Delaney Mossbacher is a wealthy, conscientious liberal on his way to the recycling center when he hits a pedestrian with his car as he's driving in the suburbs of Los Angeles. The man hit is Candido Rincon, a poor, illegal immigrant from Mexico. Feeling guilty, Delaney gives Candido twenty dollars to compensate for his injuries, and the two men go their separate ways. Yet with the accident, Delaney and Candido's lives become woven together for the rest of the novel.
Candido and America (his young, pregnant wife) are camping out at the bottom of Topanga canyon. They try to find temporary jobs at a local work exchange, where white men drive through in pickups and ask for laborers. The work is dangerous, low-paying and hard to get, and the two struggle just to survive, hoping to one day save enough money for an apartment.

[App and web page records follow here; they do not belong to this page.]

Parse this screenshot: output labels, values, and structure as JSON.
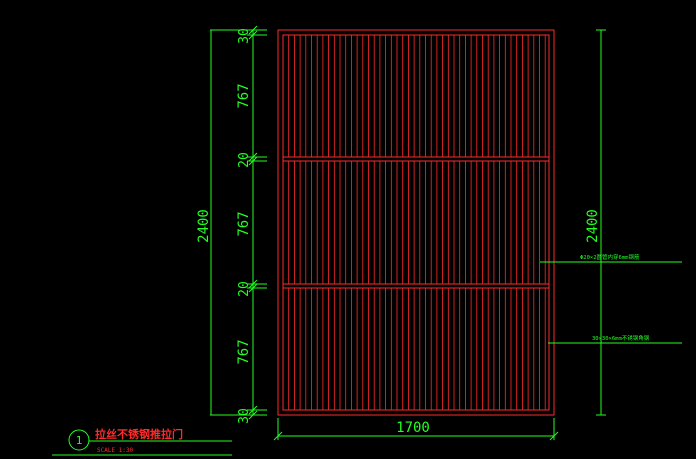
{
  "colors": {
    "background": "#000000",
    "dimension": "#22ff22",
    "frame": "#ff2a2a",
    "title_text": "#ff2a2a",
    "annotation": "#22ff22"
  },
  "dimensions": {
    "overall_width": "1700",
    "overall_height_left": "2400",
    "overall_height_right": "2400",
    "left_chain": [
      "30",
      "767",
      "20",
      "767",
      "20",
      "767",
      "30"
    ]
  },
  "annotations": [
    {
      "text": "Φ20×2圆管内穿6mm钢筋"
    },
    {
      "text": "30×30×6mm不锈钢角钢"
    }
  ],
  "title_block": {
    "number": "1",
    "title": "拉丝不锈钢推拉门",
    "scale": "SCALE  1:30"
  }
}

Meanwhile Delaney and his wife Kyra are living a sheltered existence in a gated community at the top of the canyon. Kyra is a real-estate agent and Delaney is a nature writer. They sell houses, write, cook gourmet meals and shuttle their son back and forth from school. They like to think of themselves as being good people.
As the novel goes on, however, the Mossbachers begin to show their true characters. Delaney especially is threatened by the Mexicans who are moving to L.A. looking for work. He grows more and more paranoid and xenophobic, drops his liberal posturing and starts acting in all the reactionary ways he never thought himself capable of. This attitude forces the conclusion of the novel, with Delaney coming after Candido and America, some kind of confused revenge in his heart.
The review of this Book prepared by Matthew Christensen